Estate tax is a risk and you will not be able to protect heirs or beneficiaries from financial loss if you simply leave them money in a will. Trusts can give you much more control over assets after you are gone, and- depending upon the kind of trust that you create- trusts can also protect your assets during your lifetime as well. A will obviously cannot do that.
There are different kinds of trusts that could be created. A revocable trust is one type of trust. A revocable trust gives you flexibility over trust assets during the course of your life while allowing you to still arrange the transfer of those assets outside of the probate process. However, there are limits to a revocable trust.
First, just because the assets are able to be transferred outside of the formal probate process does not mean the assets are not counted as part of your taxable estate for determining if you’ll owe estate taxes or not. Second, the assets held in an revocable trust are generally not protected from claims by creditors and are not going to be protected in case you need nursing home care and want Medicaid to pay for the costs
Trusts are often created in order to provide protection for loved ones, such as a spendthrift trust which ensures that heirs do not squander their inheritance. When you are creating a trust to protect those who matter in your life, don’t forget your pets. A pet trust can help you to ensure that there is money available to provide for the care of your animals after you are gone. Pets can be very expensive and you do not want your animals to be deprived of the care that they may need simply because there is not enough money.
While you could simply leave money in your will for the care of pets, this would not necessarily ensure that the money was used for its intended purpose. Animals, of course, cannot directly inherit or manage money, so leaving money in a will is not the best way to ensure that these animals are cared for.
A better option is to create a trust, name a trustee who will have a fiduciary duty to use the money to provide care for a pet, and name the pet as the beneficiary. You can provide specific instructions for the trustee regarding exactly how the trust assets should be used to care for the pet and regarding what should be done with any money that is left over at the end of the pet’s life. It is common, for example, for remaining funds in the trust to be donated to some type of animal rescue group or animal welfare group.
Creating a DIY living trust is generally not a good idea. In fact, creating any kind of DIY trust is usually not advisable. When you create a do-it-yourself trust, you miss out on the opportunity to get legal advice. Your attorney may have been able to help you to find a better estate planning tool than the trust you are trying to create, which would have accomplished your goals in a more efficient and effective way.
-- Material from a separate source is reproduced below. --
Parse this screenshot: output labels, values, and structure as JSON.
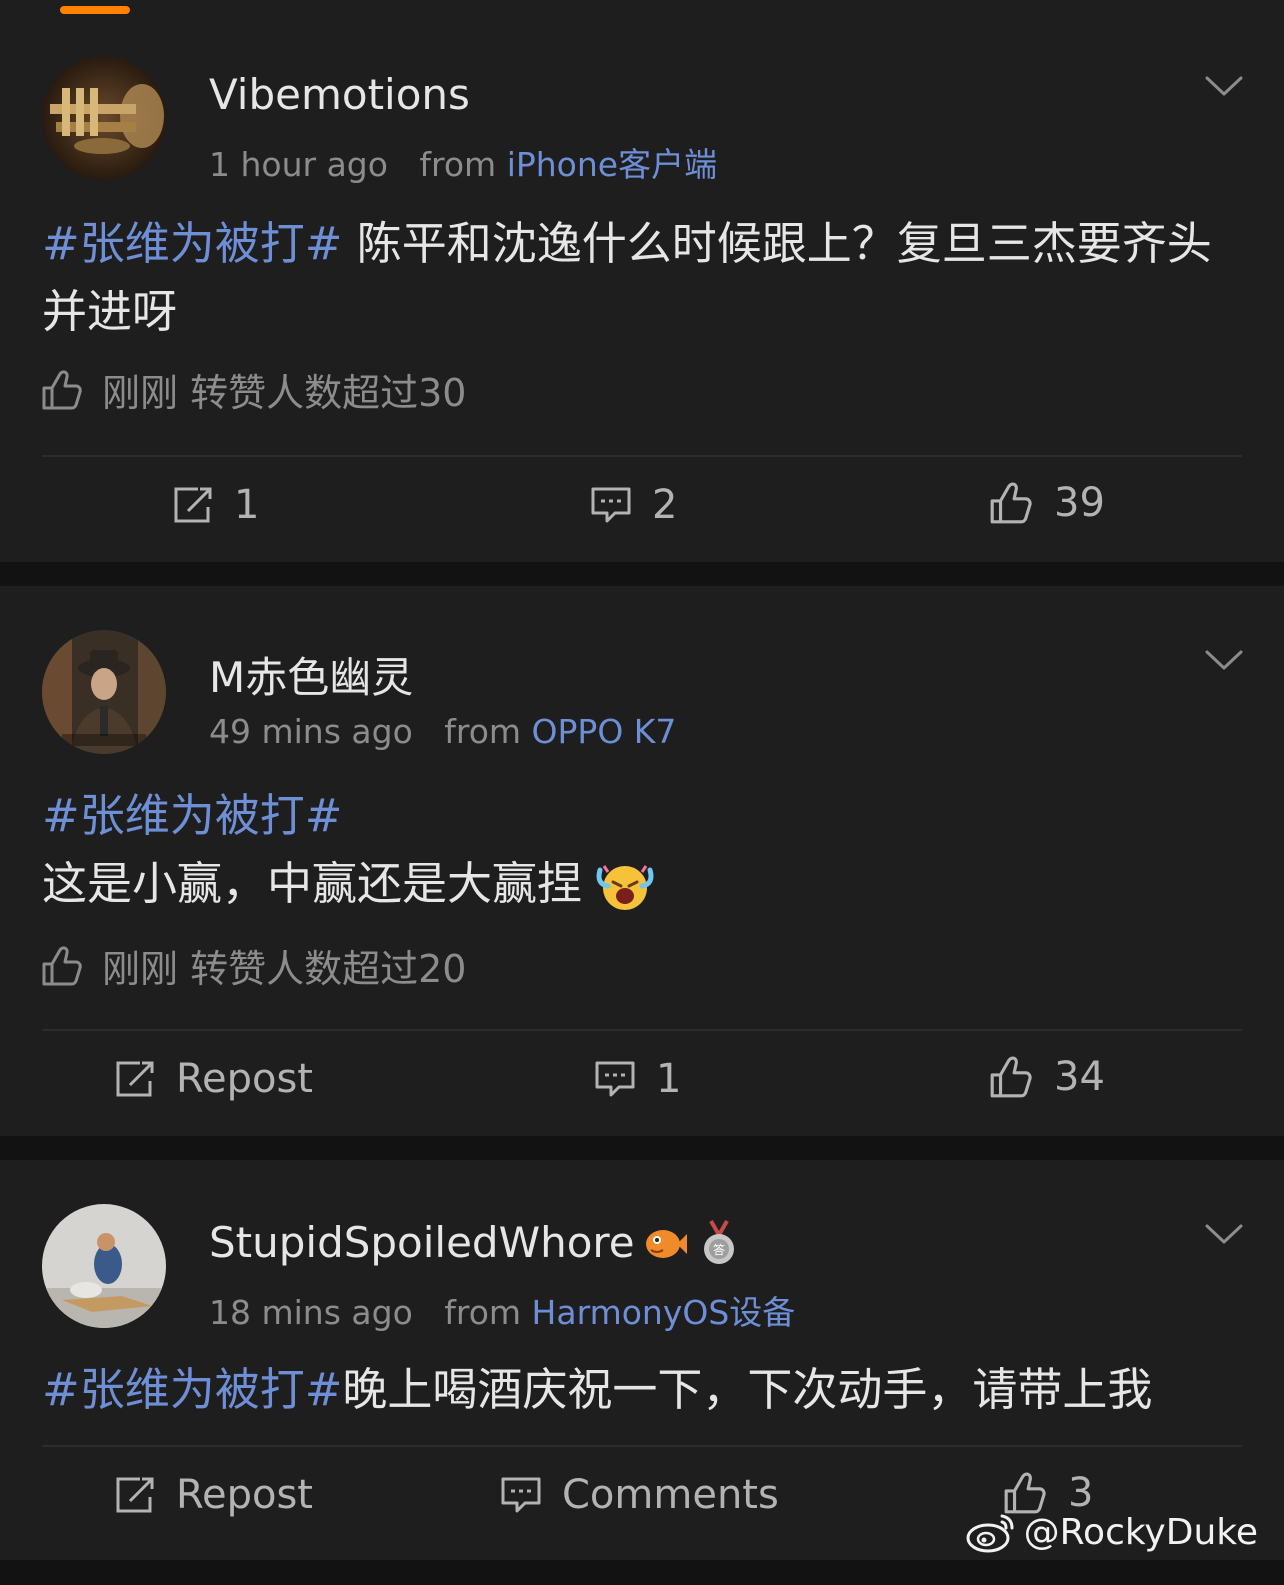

An attorney can also help to make certain that the trust will actually provide the benefits you are hoping for, and will assist you in making certain that you fund the trust properly so all of the assets you are trying to protect can be kept safe. Finally, an experienced attorney can assist with the selection of a trustee and with the creation of a legally valid trust document so you will have the peace of mind of knowing you have created a valid trust with the right trustee in control.